In november 2012, I restarted my book project. Django 1.5’s christmas 2012 release date told me it was good to get a core part of the book finished by the same time. Somebody had to tell a good story about class based views, right? First get the core finished, then add the other necessary parts. and if there’s interest, finish it all off with bonus content.

Book structure

The book is divided up into three parts.

  • Django’s foundation: an intro, models, views, templates, URLs. That’s the absolute basic part of Django that you need to understand.
  • Django’s most common building blocks: what you’ll use and customize most of the time when building your Django websites. Model queries, admin customization, packaging Django applications, javascript/css, security, editing/forms and hosting/webserver configuration.
  • Extras that can be very handy. REST APIs, south automatic database migrations, Python intro for new programmers, debugging, management commands, context processors, buildout, nosql.

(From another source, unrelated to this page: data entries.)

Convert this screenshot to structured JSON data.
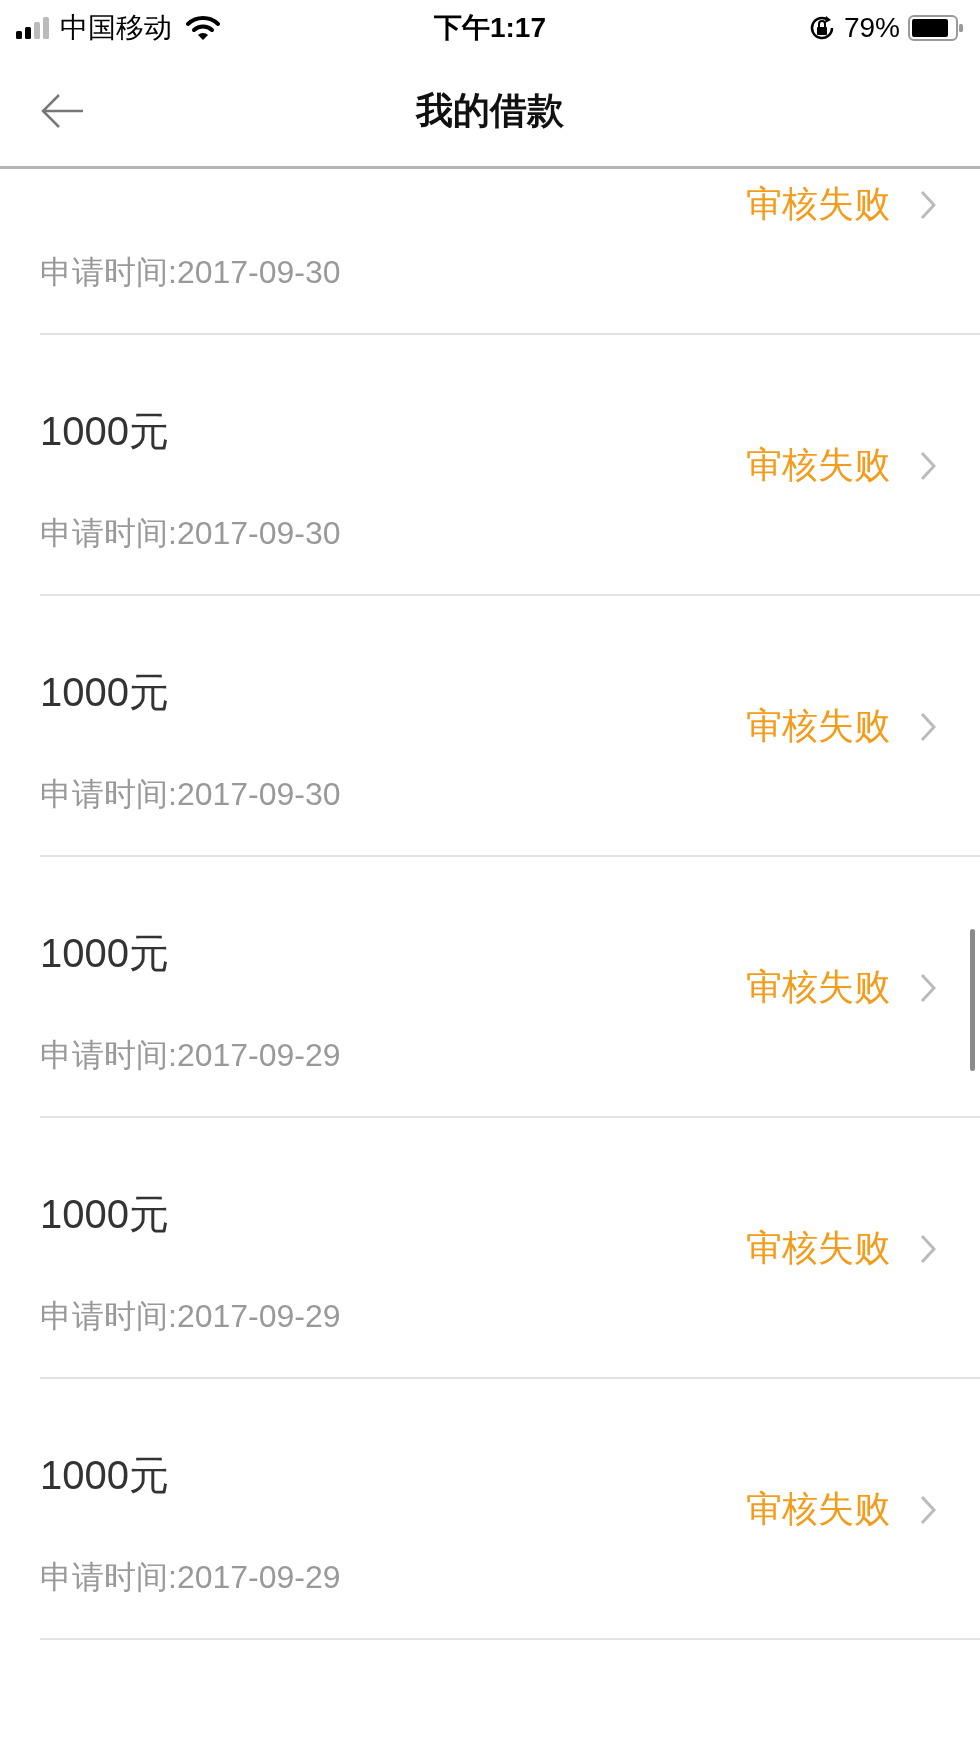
{
  "status_bar": {
    "carrier": "中国移动",
    "time": "下午1:17",
    "battery": "79%"
  },
  "nav": {
    "title": "我的借款"
  },
  "loans": [
    {
      "status": "审核失败",
      "date": "申请时间:2017-09-30"
    },
    {
      "amount": "1000元",
      "status": "审核失败",
      "date": "申请时间:2017-09-30"
    },
    {
      "amount": "1000元",
      "status": "审核失败",
      "date": "申请时间:2017-09-30"
    },
    {
      "amount": "1000元",
      "status": "审核失败",
      "date": "申请时间:2017-09-29"
    },
    {
      "amount": "1000元",
      "status": "审核失败",
      "date": "申请时间:2017-09-29"
    },
    {
      "amount": "1000元",
      "status": "审核失败",
      "date": "申请时间:2017-09-29"
    }
  ]
}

By the time you read this, the book won’t be fully ready yet. I aim to finish the first part to co-incide with Django 1.5’s christmas 2012 release. I’ll finish the second part in the months after that.

The extras? Those are extra. Some of them I’ll want to write for my own fun. Some of them I’ll write if there’s interest in my book (see below) :-)

Paying me ridiculous amounts of money

Why am I writing this book? Am I doing it for the money? Mostly not, but partially yes.

I can write. I’ve written a 250 page PhD thesis. I write a lot on my weblog. So writing is fun. And I’ve had the idea of writing a (second) book in my mind for some time. Being asked to write a Django book (see above) provided the spark to actually start!

Writing takes a ridiculous amount of time, though. Time I’m not spending cycling or swordfighting or fixing up the house or writing software. So a bit of compensation is in order. The goal that I have in mind is to try and earn 5000 Euro, enough to pay off my remaining study debt. How’s that for a goal? (I don’t yet know how it stands with taxes, so I might need to actually earn more to get my hands on 5000).

On the other hand, I’m not going to bother with DRM-protected ebooks. Or HTML pages behind a paywall. You can read the HTML for free and download the PDF right from my website. I am asking for a donation, though.

So... if this book is useful to you, giving me some money is a good way to say thanks. I’d say something between 10 and 20 Euro, more or less. Actually, anything is good, but that’s my suggestion. I haven’t yet given you my bank account details or paypal account, though. The reason? I haven’t finished even the first part of the book yet. I don’t want to accept money before I’ve finished with that!

Giving me feedback

I’m writing a book on programming and Django. So there’s only one real choice for giving structured feedback: github. . Open issues or give me pull requests.

If you’ve got generic feedback, it is probably easiest to send me a regular email at

Anyway... have fun with the book!